- [MATERIAL FOR THIS TASK]:
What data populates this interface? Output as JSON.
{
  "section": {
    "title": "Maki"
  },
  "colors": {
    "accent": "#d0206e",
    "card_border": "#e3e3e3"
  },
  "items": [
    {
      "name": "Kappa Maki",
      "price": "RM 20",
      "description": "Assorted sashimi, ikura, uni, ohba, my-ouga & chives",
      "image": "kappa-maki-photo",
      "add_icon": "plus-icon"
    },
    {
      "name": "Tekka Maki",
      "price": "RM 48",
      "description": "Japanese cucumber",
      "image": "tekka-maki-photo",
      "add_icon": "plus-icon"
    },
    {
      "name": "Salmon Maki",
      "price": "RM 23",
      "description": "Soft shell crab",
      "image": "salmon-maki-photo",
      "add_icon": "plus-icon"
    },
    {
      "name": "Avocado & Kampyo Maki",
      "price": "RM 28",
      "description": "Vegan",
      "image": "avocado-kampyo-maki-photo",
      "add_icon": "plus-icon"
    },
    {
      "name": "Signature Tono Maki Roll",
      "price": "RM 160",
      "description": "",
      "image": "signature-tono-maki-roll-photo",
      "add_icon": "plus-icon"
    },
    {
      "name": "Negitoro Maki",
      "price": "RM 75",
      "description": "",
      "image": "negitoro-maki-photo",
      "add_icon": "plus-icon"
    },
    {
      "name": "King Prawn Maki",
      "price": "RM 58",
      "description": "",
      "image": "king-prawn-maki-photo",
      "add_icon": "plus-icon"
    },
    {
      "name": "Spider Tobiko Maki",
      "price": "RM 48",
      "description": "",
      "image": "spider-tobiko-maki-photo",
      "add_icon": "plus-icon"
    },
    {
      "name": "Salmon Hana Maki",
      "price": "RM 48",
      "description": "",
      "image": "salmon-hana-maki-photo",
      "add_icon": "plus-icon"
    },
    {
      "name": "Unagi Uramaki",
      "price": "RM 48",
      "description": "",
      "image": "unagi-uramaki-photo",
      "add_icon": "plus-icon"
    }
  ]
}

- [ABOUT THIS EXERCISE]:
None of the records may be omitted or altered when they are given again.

- [FINISHED TASK]:
What data populates this interface? Output as JSON.
{
  "section": {
    "title": "Maki"
  },
  "colors": {
    "accent": "#d0206e",
    "card_border": "#e3e3e3"
  },
  "items": [
    {
      "name": "Kappa Maki",
      "price": "RM 20",
      "description": "Assorted sashimi, ikura, uni, ohba, my-ouga & chives",
      "image": "kappa-maki-photo",
      "add_icon": "plus-icon"
    },
    {
      "name": "Tekka Maki",
      "price": "RM 48",
      "description": "Japanese cucumber",
      "image": "tekka-maki-photo",
      "add_icon": "plus-icon"
    },
    {
      "name": "Salmon Maki",
      "price": "RM 23",
      "description": "Soft shell crab",
      "image": "salmon-maki-photo",
      "add_icon": "plus-icon"
    },
    {
      "name": "Avocado & Kampyo Maki",
      "price": "RM 28",
      "description": "Vegan",
      "image": "avocado-kampyo-maki-photo",
      "add_icon": "plus-icon"
    },
    {
      "name": "Signature Tono Maki Roll",
      "price": "RM 160",
      "description": "",
      "image": "signature-tono-maki-roll-photo",
      "add_icon": "plus-icon"
    },
    {
      "name": "Negitoro Maki",
      "price": "RM 75",
      "description": "",
      "image": "negitoro-maki-photo",
      "add_icon": "plus-icon"
    },
    {
      "name": "King Prawn Maki",
      "price": "RM 58",
      "description": "",
      "image": "king-prawn-maki-photo",
      "add_icon": "plus-icon"
    },
    {
      "name": "Spider Tobiko Maki",
      "price": "RM 48",
      "description": "",
      "image": "spider-tobiko-maki-photo",
      "add_icon": "plus-icon"
    },
    {
      "name": "Salmon Hana Maki",
      "price": "RM 48",
      "description": "",
      "image": "salmon-hana-maki-photo",
      "add_icon": "plus-icon"
    },
    {
      "name": "Unagi Uramaki",
      "price": "RM 48",
      "description": "",
      "image": "unagi-uramaki-photo",
      "add_icon": "plus-icon"
    }
  ]
}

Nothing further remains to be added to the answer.